    £28000 - £32000 per annum: Recruitment Genius: As a result of significant cont...

    Day In a Page

    Seifeddine Rezgui: What motivated a shy student to kill 38 holidaymakers in Tunisia?

    Making of a killer

    What motivated a shy student to kill 38 holidaymakers in Tunisia?
    UK Heatwave: Temperatures on the tube are going to exceed the legal limit for transporting cattle

    Just when you thought your commute couldn't get any worse...

    Heatwave will see temperatures on the Tube exceed legal limit for transporting cattle
    Exclusive - The Real Stories of Migrant Britain: Swapping Bucharest for London

    The Real Stories of Migrant Britain

    Meet the man who swapped Romania for the UK in a bid to provide for his family, only to discover that the home he left behind wasn't quite what it seemed
    Cheaper energy on the way, but it's not all sunshine and rainbows

    Cheaper energy on the way, but it's not all sunshine and rainbows

    Solar power will help bring down electricity prices over the next five years, according to a new report. But it’s cheap imports of ‘dirty power’ that will lower them the most
    Katy Perry prevented from buying California convent for $14.5m after nuns sell to local businesswoman instead

    No grace of God for Katy Perry as sisters act to stop her buying convent

    Archdiocese sues nuns who turned down star’s $14.5m because they don’t approve of her
    Ajmer: The ancient Indian metropolis chosen to be a 'smart city' where residents would just be happy to have power and running water

    Residents just want water and power in a city chosen to be a ‘smart’ metropolis

    The Indian Government has launched an ambitious plan to transform 100 of its crumbling cities
    Michael Fassbender in 'Macbeth': The Scottish play on film, from Welles to Cheggers

    Something wicked?

    Films of Macbeth don’t always end well - just ask Orson Welles... and Keith Chegwin
    10 best sun creams for body

    10 best sun creams for body

    Make sure you’re protected from head to toe in the heatwave
    Wimbledon 2015: Nick Bollettieri - Milos Raonic has ability to get to the top but he must learn to handle pressure in big games

    Nick Bollettieri's Wimbledon files

    Milos Raonic has ability to get to the top but he must learn to handle pressure in big games
    Women's World Cup 2015: How England's semi-final success could do wonders for both sexes

    There is more than a shiny trophy to be won by England’s World Cup women

    The success of the decidedly non-famous females wearing the Three Lions could do wonders for a ‘man’s game’ riddled with cynicism and greed
    How to stop an asteroid hitting Earth: Would people co-operate to face down a global peril?

    How to stop an asteroid hitting Earth

    Would people cooperate to face a global peril?
    Just one day to find €1.6bn: Greece edges nearer euro exit

    One day to find €1.6bn

    Greece is edging inexorably towards an exit from the euro
    New 'Iron Man' augmented reality technology could help surgeons and firefighters, say scientists

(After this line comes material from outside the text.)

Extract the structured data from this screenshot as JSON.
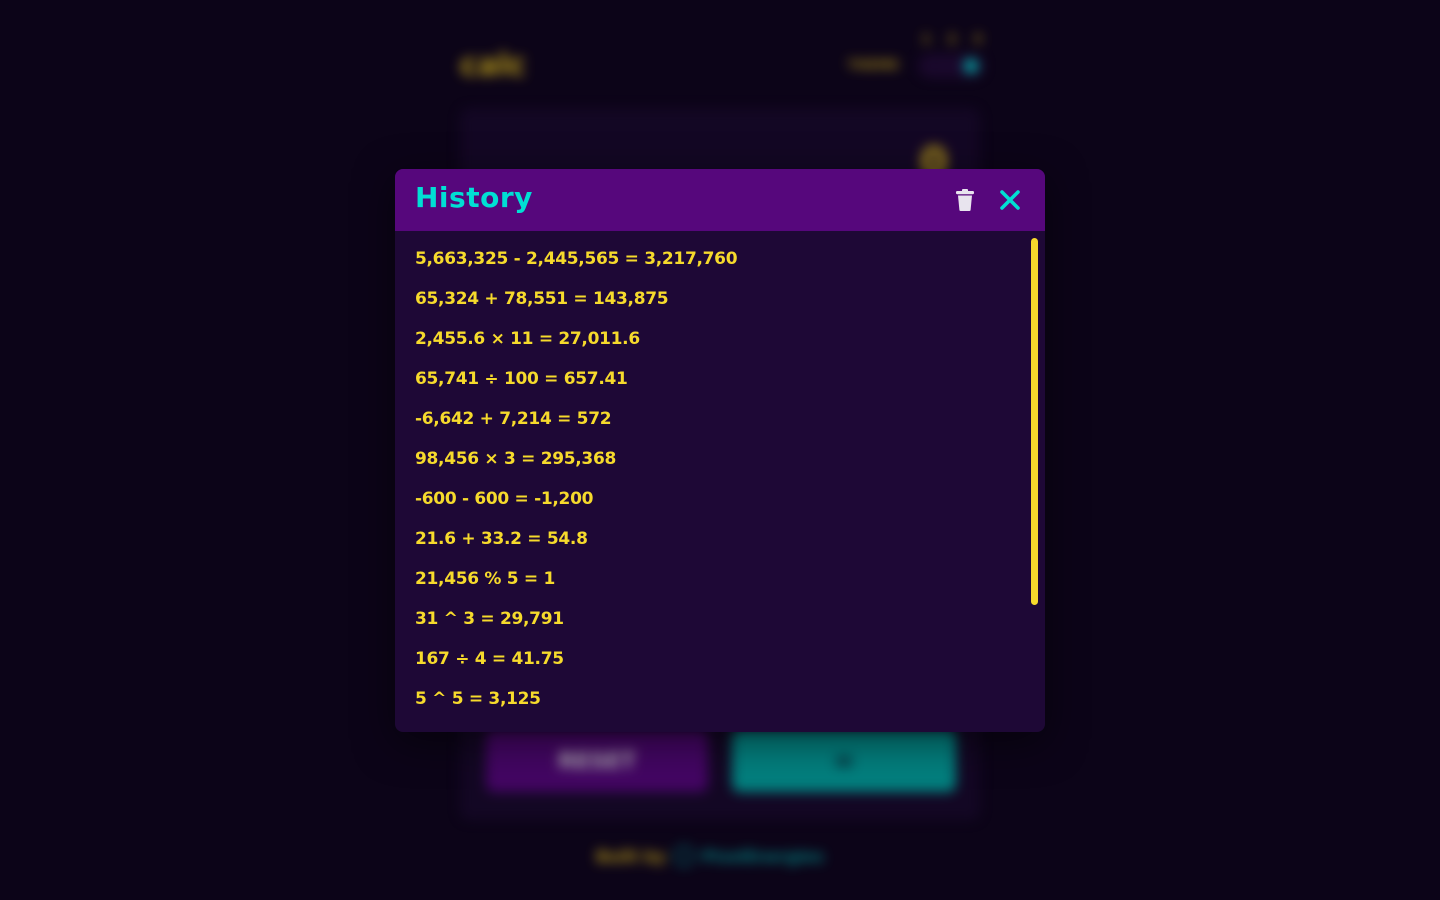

    'Iron Man' augmented reality technology could become reality

    Holographic projections would provide extra information on objects in a person's visual field in real time
    Sugary drinks 'are killing 184,000 adults around the world every year'

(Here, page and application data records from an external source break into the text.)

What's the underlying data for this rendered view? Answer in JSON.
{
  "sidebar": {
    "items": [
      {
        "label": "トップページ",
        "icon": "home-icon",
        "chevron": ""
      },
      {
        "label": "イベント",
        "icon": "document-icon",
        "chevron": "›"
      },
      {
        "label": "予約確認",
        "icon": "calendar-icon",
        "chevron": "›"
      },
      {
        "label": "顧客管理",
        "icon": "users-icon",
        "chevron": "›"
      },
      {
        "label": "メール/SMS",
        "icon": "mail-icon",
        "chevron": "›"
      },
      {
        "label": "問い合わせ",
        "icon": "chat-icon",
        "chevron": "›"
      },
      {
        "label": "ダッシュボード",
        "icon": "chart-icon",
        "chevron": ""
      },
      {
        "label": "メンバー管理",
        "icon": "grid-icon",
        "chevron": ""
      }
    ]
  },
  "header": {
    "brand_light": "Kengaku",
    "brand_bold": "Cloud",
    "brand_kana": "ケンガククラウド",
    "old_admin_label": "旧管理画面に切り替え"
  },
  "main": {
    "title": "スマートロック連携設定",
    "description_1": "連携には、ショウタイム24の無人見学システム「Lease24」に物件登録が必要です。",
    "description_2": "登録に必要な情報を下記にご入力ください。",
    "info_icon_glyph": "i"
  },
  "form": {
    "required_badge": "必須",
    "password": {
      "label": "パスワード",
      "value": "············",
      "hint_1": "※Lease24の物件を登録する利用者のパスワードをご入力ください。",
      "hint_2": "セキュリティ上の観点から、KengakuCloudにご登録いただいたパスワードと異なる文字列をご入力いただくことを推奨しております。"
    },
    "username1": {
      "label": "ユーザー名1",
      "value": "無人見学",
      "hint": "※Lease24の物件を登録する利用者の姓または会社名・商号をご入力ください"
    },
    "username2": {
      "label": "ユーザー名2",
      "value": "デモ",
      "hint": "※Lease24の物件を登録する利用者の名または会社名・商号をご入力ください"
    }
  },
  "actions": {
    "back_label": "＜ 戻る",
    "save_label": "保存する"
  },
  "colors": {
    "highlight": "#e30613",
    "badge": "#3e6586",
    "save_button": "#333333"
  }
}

    Sugary drinks are killing 184,000 adults around the world every year

    The drinks that should be eliminated from people's diets
    Pride of Place: Historians map out untold LGBT histories of locations throughout UK

    Historians map out untold LGBT histories

    Public are being asked to help improve the map